(Saved entries)
--------

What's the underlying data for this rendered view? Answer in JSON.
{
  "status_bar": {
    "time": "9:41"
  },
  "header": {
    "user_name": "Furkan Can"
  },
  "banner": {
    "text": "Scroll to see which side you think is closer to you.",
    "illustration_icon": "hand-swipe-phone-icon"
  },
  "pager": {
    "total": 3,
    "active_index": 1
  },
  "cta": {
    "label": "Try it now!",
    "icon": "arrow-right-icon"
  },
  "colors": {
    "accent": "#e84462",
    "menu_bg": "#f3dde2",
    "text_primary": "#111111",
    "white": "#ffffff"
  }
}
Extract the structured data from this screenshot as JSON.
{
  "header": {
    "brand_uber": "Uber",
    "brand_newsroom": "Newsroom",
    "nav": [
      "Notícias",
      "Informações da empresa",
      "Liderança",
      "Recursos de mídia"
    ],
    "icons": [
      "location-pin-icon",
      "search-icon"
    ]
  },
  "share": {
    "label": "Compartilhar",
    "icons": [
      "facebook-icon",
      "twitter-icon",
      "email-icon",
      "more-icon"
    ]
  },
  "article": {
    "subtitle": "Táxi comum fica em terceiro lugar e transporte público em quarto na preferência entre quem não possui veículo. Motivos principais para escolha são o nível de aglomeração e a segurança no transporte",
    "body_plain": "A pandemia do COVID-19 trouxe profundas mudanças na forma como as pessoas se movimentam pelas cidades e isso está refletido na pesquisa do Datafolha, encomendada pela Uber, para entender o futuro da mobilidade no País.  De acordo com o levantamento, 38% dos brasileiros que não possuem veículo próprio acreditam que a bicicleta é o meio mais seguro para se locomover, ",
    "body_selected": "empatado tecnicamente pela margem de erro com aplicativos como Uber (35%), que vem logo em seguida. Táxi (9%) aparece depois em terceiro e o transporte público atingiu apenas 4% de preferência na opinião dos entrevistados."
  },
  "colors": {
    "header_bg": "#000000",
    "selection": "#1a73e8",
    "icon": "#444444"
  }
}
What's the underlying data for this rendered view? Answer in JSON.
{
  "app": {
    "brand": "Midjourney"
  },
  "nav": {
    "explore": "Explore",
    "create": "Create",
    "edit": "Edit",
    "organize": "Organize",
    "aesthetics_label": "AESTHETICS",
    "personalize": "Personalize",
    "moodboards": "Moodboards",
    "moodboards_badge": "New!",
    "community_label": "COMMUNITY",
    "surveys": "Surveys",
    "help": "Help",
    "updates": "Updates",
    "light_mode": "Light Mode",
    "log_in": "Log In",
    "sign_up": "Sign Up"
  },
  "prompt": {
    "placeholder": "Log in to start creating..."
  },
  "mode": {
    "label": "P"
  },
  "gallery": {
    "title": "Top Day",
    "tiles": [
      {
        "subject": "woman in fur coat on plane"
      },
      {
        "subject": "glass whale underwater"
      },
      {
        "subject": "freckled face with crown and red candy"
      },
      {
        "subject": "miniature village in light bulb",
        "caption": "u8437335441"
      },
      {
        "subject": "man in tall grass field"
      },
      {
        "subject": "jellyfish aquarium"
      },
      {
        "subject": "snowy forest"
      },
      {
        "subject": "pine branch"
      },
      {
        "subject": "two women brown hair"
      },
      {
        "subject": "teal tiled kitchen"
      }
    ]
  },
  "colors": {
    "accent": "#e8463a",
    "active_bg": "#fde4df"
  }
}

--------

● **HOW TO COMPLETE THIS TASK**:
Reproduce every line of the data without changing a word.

● **SOLUTION FOR THIS PROBLEM**:
What's the underlying data for this rendered view? Answer in JSON.
{
  "status_bar": {
    "time": "9:41"
  },
  "header": {
    "user_name": "Furkan Can"
  },
  "banner": {
    "text": "Scroll to see which side you think is closer to you.",
    "illustration_icon": "hand-swipe-phone-icon"
  },
  "pager": {
    "total": 3,
    "active_index": 1
  },
  "cta": {
    "label": "Try it now!",
    "icon": "arrow-right-icon"
  },
  "colors": {
    "accent": "#e84462",
    "menu_bg": "#f3dde2",
    "text_primary": "#111111",
    "white": "#ffffff"
  }
}
Extract the structured data from this screenshot as JSON.
{
  "header": {
    "brand_uber": "Uber",
    "brand_newsroom": "Newsroom",
    "nav": [
      "Notícias",
      "Informações da empresa",
      "Liderança",
      "Recursos de mídia"
    ],
    "icons": [
      "location-pin-icon",
      "search-icon"
    ]
  },
  "share": {
    "label": "Compartilhar",
    "icons": [
      "facebook-icon",
      "twitter-icon",
      "email-icon",
      "more-icon"
    ]
  },
  "article": {
    "subtitle": "Táxi comum fica em terceiro lugar e transporte público em quarto na preferência entre quem não possui veículo. Motivos principais para escolha são o nível de aglomeração e a segurança no transporte",
    "body_plain": "A pandemia do COVID-19 trouxe profundas mudanças na forma como as pessoas se movimentam pelas cidades e isso está refletido na pesquisa do Datafolha, encomendada pela Uber, para entender o futuro da mobilidade no País.  De acordo com o levantamento, 38% dos brasileiros que não possuem veículo próprio acreditam que a bicicleta é o meio mais seguro para se locomover, ",
    "body_selected": "empatado tecnicamente pela margem de erro com aplicativos como Uber (35%), que vem logo em seguida. Táxi (9%) aparece depois em terceiro e o transporte público atingiu apenas 4% de preferência na opinião dos entrevistados."
  },
  "colors": {
    "header_bg": "#000000",
    "selection": "#1a73e8",
    "icon": "#444444"
  }
}
What's the underlying data for this rendered view? Answer in JSON.
{
  "app": {
    "brand": "Midjourney"
  },
  "nav": {
    "explore": "Explore",
    "create": "Create",
    "edit": "Edit",
    "organize": "Organize",
    "aesthetics_label": "AESTHETICS",
    "personalize": "Personalize",
    "moodboards": "Moodboards",
    "moodboards_badge": "New!",
    "community_label": "COMMUNITY",
    "surveys": "Surveys",
    "help": "Help",
    "updates": "Updates",
    "light_mode": "Light Mode",
    "log_in": "Log In",
    "sign_up": "Sign Up"
  },
  "prompt": {
    "placeholder": "Log in to start creating..."
  },
  "mode": {
    "label": "P"
  },
  "gallery": {
    "title": "Top Day",
    "tiles": [
      {
        "subject": "woman in fur coat on plane"
      },
      {
        "subject": "glass whale underwater"
      },
      {
        "subject": "freckled face with crown and red candy"
      },
      {
        "subject": "miniature village in light bulb",
        "caption": "u8437335441"
      },
      {
        "subject": "man in tall grass field"
      },
      {
        "subject": "jellyfish aquarium"
      },
      {
        "subject": "snowy forest"
      },
      {
        "subject": "pine branch"
      },
      {
        "subject": "two women brown hair"
      },
      {
        "subject": "teal tiled kitchen"
      }
    ]
  },
  "colors": {
    "accent": "#e8463a",
    "active_bg": "#fde4df"
  }
}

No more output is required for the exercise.